My only real heads up is the bolting. The location of the bolts feels quite good, but the route makes use of a mix of bolts. If you don't like homemade bolts, this route isn't for you at the moment. There's a lot of homemade aluminum hangers and some 1/4" bolts. The clearance on the holes in the aluminum hangers is also a little tight. We were climbing on draws made from Black Diamond Hoodwires and the biners would bind whenever being placed or removed. Not enough to be the end of the world, but not ideal I don't think.
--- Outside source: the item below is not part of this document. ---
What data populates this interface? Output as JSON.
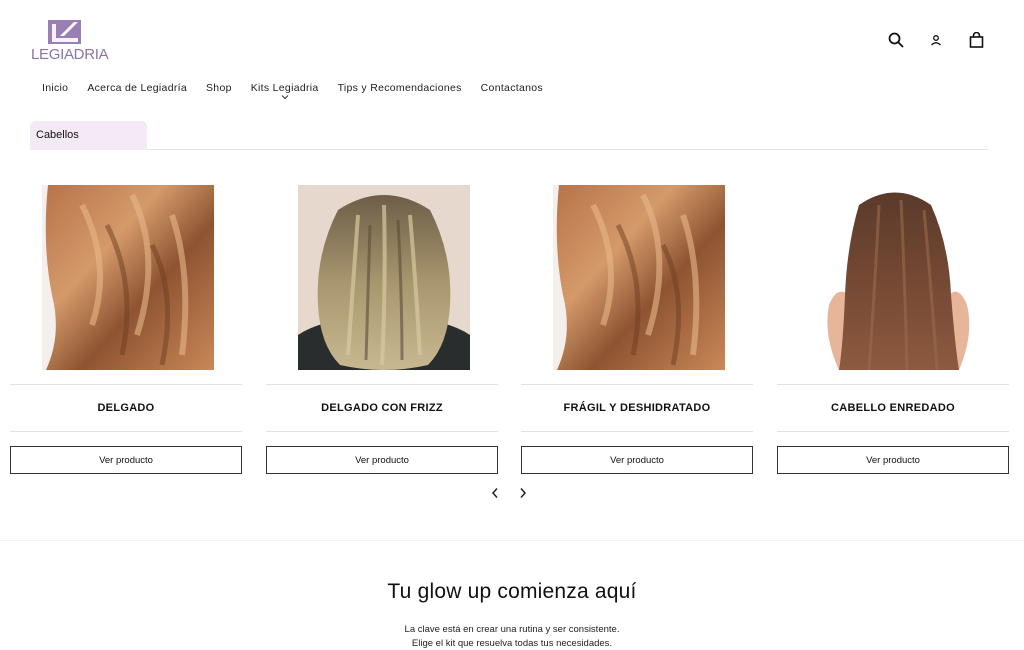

Like I said, I can't thank everyone involved in putting this beast up enough, having put up zero routes in my life, I'm really just a parasite on the community and it's the incredible work route setters that lets me go play.
That said, we're lucky to have an incredible community out here so if you decide to tackle the route, maybe pitch TABVAR a few bucks to contribute to updated hardware.
Climbing with Katherine and Sheena is always a guaranteed good day out and this was no exception. We did get lightly rained on at one point, but it's dried quickly. Katherine was an absolute machine leading all 17 pitches and Sheena dealt with way more than her fair share of rope faff so that I could play with my camera. Thanks guys - you rock.
Damn that's a long route...
Grumpy, cantankerous, wildly opinionated and so much more! Getting really tired on skis is what makes me happy.